In full and without edits, write out the data that follows.

• • •

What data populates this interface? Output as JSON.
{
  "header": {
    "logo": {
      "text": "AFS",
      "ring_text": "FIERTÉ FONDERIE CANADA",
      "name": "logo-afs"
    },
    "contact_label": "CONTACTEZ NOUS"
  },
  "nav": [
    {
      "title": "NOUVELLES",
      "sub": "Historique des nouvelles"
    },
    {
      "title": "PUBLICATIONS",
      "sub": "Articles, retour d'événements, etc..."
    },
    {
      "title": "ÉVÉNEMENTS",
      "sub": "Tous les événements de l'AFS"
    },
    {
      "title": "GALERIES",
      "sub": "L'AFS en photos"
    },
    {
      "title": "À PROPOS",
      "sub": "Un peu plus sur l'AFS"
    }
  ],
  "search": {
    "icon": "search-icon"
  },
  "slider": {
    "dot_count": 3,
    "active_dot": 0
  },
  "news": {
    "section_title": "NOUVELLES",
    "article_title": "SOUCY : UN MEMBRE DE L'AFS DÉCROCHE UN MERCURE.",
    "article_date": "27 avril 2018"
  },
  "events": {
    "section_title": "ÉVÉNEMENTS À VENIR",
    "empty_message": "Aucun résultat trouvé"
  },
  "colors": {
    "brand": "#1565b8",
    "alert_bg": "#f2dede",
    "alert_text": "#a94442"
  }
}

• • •

Written answer:
What data populates this interface? Output as JSON.
{
  "header": {
    "logo": {
      "text": "AFS",
      "ring_text": "FIERTÉ FONDERIE CANADA",
      "name": "logo-afs"
    },
    "contact_label": "CONTACTEZ NOUS"
  },
  "nav": [
    {
      "title": "NOUVELLES",
      "sub": "Historique des nouvelles"
    },
    {
      "title": "PUBLICATIONS",
      "sub": "Articles, retour d'événements, etc..."
    },
    {
      "title": "ÉVÉNEMENTS",
      "sub": "Tous les événements de l'AFS"
    },
    {
      "title": "GALERIES",
      "sub": "L'AFS en photos"
    },
    {
      "title": "À PROPOS",
      "sub": "Un peu plus sur l'AFS"
    }
  ],
  "search": {
    "icon": "search-icon"
  },
  "slider": {
    "dot_count": 3,
    "active_dot": 0
  },
  "news": {
    "section_title": "NOUVELLES",
    "article_title": "SOUCY : UN MEMBRE DE L'AFS DÉCROCHE UN MERCURE.",
    "article_date": "27 avril 2018"
  },
  "events": {
    "section_title": "ÉVÉNEMENTS À VENIR",
    "empty_message": "Aucun résultat trouvé"
  },
  "colors": {
    "brand": "#1565b8",
    "alert_bg": "#f2dede",
    "alert_text": "#a94442"
  }
}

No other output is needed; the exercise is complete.